"It remains to be seen how seriously the competitors will engage themselves in the broadband rollout in these areas and what this will mean for our calculation," he said.
Deutsche Telekom is looking to vectoring technology to boost connection speeds on its copper-based broadband network and help it compete against cable operators touting faster services.
The question is whether adverse regulation and concomitant slow progress on the rollout of vectoring might persuade the operator to consider alternative technologies.
Deutsche Telekom has previously flagged plans to extend vectoring to 80% of premises by the end of 2018 but appears to be a long way off this target right now. (See DT Expands Its Vectoring Commitments.)
In July, a Deutsche Telekom spokesperson told Light Reading that vectoring was then available to just 2.5 million homes -- about 6% of total households in Germany -- and that it would be extended to 6 million by the end of this year.

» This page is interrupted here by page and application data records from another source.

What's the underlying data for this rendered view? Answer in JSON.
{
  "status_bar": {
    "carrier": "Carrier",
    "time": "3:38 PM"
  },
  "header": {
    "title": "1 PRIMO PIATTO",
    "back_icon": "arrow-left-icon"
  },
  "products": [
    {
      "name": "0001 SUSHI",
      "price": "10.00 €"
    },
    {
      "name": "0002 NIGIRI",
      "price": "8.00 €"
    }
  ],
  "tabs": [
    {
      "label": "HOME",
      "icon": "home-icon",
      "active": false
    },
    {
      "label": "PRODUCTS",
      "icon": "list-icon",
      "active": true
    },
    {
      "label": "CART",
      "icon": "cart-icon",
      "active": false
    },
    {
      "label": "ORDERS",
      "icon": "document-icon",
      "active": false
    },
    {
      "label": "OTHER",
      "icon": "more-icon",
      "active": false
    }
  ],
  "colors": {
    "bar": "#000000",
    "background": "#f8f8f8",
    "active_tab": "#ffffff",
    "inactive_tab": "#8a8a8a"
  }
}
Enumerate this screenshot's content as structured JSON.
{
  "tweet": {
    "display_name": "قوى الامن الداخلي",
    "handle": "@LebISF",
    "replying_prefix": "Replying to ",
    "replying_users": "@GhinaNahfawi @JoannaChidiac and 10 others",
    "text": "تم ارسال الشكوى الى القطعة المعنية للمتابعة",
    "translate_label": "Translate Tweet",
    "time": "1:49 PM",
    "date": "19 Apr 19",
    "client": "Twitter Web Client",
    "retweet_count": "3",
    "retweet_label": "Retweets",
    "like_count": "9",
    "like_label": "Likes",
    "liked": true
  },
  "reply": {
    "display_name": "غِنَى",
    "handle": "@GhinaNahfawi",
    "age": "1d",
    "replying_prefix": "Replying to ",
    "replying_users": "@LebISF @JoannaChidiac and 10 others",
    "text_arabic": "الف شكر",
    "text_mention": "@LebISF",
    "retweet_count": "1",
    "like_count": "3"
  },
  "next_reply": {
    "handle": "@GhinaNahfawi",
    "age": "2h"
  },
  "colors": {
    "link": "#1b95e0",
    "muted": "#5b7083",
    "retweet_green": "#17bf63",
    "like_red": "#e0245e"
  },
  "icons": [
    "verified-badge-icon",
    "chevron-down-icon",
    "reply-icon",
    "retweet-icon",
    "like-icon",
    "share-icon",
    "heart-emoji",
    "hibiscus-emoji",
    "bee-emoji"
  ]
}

The operator has recently refused to disclose figures about the current status of the vectoring rollout, instead directing Light Reading to a website (German-language) that features broad details of the areas in which vectoring is now available.
By cutting out noise interference, vectoring boosts the connection speeds that can be delivered over last-mile copper connections to a theoretical maximum of 100 Mbit/s, although real-world speeds are likely to be much less, especially where homes are located at some distance from street cabinets. (See Copper Soldiers On: Broadband Special Report Part 1 and Optical Options for FTTH/B: Broadband Special Report Part 2.)
In the meantime, Deutsche Telekom has continued to lose out to its cable rivals, its share of retail broadband connections dipping to 41.2% in the July-to-September quarter from 41.8% a year earlier.
While cable competition is not present in all parts of Germany, cable services of up to 400 Mbit/s are currently being advertised by some players. (See Tele Columbus to Launch 400Mbit/s Service.)
Deutsche Telekom is now looking at an upgrade called super-vectoring that it claims could boost connection speeds to around 250 Mbit/s, but it has yet to announce any firm plans in this area.
CEO Timotheus Höttges has also highlighted his interest in another copper-fortifying technology called G.fast, which -- he says -- could support connection speeds of up to 1 Gbit/s thanks to recent improvements. (See DT Eyes Gigabit G.fast in Germany.)
In the UK, fixed-line incumbent BT Group plc (NYSE: BT; London: BTA) hopes the use of G.fast will allow it to provide 300-500Mbit/s services to as many as 10 million homes by the end of 2020. (See Long-Range, High-Speed Gfast Is Coming – BT.)
As with super-vectoring, however, Deutsche Telekom has yet to indicate how G.fast will figure in its broadband plans and currently insists it will not introduce the technology before it has deployed services based on super-vectoring.
— Iain Morris, , News Editor, Light Reading